Over 400 people held their breath as they waited for her reply. After what must have seemed like an eternity to the young man, she broke into a huge smile and gleefully accepted.
These young people inspire me. How often is it that we have the opportunity to witness such grand acts of courage? I don’t know about you, but I found the adolescent years excruciating. I stand in awe of the fortitude it takes to stand on a mountain top and declare one’s love or admiration in such a bold manner.
That, my friends, is living. This week, I chose to think about how inviting others to share powerful emotions can bring us together.
Warm thoughts from the Landing Strong Team,
Belinda Seagram, Ph.D., R. Psych. Founder, Landing Strong
It’s not uncommon that we see the best of people in the harshest conditions. It shows up in a number of ways: volunteers laying sandbags to fight floodwaters; communities taking in strangers to offer shelter from a storm; or in more extreme conditions, bi-standers risking their lives to protect or defend people they don’t even know.
It’s those critical moments when people show up when it counts the most. When we think back to those times, it is the moments of courage and compassion that strike us the most.
They say that North America is consumed by the search for happiness.

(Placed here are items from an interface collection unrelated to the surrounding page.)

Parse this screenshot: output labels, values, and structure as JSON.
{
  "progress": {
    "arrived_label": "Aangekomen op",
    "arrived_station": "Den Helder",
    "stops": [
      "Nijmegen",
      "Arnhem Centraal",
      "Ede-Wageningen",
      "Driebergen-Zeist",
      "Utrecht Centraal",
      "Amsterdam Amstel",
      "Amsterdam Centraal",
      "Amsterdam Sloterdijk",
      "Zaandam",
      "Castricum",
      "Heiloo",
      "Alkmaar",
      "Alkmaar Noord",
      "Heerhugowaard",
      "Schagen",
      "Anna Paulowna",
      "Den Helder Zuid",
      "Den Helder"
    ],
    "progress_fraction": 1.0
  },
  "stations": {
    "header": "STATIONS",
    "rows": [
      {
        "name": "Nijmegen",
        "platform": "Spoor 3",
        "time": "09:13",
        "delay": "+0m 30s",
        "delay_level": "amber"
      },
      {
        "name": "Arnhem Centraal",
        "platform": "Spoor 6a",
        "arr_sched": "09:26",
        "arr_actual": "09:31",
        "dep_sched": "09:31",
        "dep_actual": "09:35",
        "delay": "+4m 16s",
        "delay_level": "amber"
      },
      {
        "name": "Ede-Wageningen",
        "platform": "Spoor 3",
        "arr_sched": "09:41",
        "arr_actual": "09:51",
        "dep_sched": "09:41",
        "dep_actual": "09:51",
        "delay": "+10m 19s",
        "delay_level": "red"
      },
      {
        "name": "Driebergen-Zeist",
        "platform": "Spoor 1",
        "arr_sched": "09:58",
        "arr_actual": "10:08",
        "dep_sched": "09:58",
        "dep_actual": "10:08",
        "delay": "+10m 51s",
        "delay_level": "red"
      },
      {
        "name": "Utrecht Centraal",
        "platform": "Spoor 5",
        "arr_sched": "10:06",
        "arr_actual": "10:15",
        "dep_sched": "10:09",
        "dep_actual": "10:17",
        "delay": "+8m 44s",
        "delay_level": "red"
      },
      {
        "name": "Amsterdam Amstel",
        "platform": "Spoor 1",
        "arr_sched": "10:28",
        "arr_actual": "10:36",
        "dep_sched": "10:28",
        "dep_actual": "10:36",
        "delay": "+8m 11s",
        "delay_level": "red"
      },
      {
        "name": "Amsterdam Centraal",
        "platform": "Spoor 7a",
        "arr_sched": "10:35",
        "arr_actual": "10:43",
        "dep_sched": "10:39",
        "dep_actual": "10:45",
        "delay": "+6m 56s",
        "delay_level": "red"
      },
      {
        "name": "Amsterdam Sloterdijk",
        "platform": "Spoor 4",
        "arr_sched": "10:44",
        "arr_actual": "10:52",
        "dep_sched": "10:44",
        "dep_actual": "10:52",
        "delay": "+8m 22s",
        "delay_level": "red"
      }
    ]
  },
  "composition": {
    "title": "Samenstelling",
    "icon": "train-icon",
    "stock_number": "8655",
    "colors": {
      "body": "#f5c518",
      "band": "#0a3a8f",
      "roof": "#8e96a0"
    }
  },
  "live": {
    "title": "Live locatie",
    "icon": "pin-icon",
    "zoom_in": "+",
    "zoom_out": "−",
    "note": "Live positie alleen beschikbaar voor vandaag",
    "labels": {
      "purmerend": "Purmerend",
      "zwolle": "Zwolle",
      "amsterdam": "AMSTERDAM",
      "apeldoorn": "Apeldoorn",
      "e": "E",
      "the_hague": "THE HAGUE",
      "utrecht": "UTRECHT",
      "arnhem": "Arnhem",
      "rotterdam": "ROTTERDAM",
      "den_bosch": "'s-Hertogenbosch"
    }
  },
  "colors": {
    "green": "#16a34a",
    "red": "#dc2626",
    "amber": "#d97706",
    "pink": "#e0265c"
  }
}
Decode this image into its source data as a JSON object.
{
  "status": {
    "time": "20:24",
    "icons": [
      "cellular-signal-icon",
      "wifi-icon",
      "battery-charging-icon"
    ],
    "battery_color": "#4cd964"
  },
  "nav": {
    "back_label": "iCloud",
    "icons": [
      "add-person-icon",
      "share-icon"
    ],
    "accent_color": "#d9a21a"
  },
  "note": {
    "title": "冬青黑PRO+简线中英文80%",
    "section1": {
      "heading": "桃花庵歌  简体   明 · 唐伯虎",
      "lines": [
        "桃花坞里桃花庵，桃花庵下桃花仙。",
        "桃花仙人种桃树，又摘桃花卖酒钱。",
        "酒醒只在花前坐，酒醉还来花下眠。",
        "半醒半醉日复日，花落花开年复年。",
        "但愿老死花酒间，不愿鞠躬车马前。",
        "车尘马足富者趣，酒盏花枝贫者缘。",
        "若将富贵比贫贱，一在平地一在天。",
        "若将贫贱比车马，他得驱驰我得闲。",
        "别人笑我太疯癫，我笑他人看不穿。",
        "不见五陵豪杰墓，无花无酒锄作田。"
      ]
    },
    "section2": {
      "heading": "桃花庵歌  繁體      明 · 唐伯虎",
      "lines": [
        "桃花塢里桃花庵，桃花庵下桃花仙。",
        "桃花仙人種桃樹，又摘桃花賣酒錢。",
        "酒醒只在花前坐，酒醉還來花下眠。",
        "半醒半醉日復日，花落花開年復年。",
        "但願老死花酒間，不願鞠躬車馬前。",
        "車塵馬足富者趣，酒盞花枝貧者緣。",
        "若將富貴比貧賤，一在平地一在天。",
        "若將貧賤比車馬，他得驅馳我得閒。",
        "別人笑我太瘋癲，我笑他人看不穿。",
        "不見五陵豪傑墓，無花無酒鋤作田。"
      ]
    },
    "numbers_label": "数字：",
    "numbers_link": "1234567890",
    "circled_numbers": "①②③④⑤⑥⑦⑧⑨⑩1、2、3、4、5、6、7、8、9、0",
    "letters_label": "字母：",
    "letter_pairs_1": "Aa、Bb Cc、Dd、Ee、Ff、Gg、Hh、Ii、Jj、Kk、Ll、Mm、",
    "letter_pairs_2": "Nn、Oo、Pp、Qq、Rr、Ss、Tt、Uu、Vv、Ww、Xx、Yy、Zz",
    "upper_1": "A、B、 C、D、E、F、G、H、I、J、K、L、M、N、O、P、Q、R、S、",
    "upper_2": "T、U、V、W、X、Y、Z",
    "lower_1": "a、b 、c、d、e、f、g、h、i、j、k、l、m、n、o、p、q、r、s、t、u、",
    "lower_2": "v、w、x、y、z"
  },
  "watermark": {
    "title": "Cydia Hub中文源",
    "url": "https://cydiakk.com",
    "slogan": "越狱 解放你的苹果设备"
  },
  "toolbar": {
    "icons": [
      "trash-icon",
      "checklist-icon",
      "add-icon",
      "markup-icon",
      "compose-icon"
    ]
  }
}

Research studies reveal that it is, in fact, purpose, meaning, and social connection that are most important.
If you are reading this, chances are you are in some form of community service: military, policing, firefighting, corrections, paramedical, or medical. Perhaps your service is supporting those who have taken on these difficult roles. We take on these challenges for different reasons: to create something better for ourselves; to establish purpose or meaning in our lives; or even to be of service to our country. What’s interesting, though, is that ultimately when people are under fire it isn’t their country they are worried about – it’s the person standing next to them. It’s in social connection that we find the greatest meaning.
We all need someone who will have our back, in good times or bad. We all need a tribe, a family, or a group to call our own. Sometimes it takes something awful happening for us to figure this out.
Landing Strong is about creating a tribe: a place where we are all connected by our united sense of meaning and purpose. Our goal is to create opportunity for connection and movement for those who are tired of being where they are at and ready to move forward.
I was deeply touched last week when I read an article about Skippy, an 10-month-old barn cat, who crawled home ten days after going missing. He had three broken legs and puncture and talon marks on his back leg. Carried away by an owl, Skippy fought furiously for survival until the bird of prey dropped him, leading to the broken bones. With his one good leg, he somehow managed to drag himself home.
Like Skippy, many of us have an equally strong desire to find our way home; even when it may seem impossible. Although the breaks and injuries might not be visible, invisible wounds can prevent an easy return. Once we have arrived at our destination, that’s often when the real work begins. Will we ever be the same? Is recovery possible? What must happen for us to fit into home as we previously knew it?
This is the work of Landing Strong. It takes incredible resilience to make the journey. We hope that you will join us on September 27th in celebrating the strength, courage, and fortitude it takes for service men and women, veterans, and first responders who are struggling to find their way home.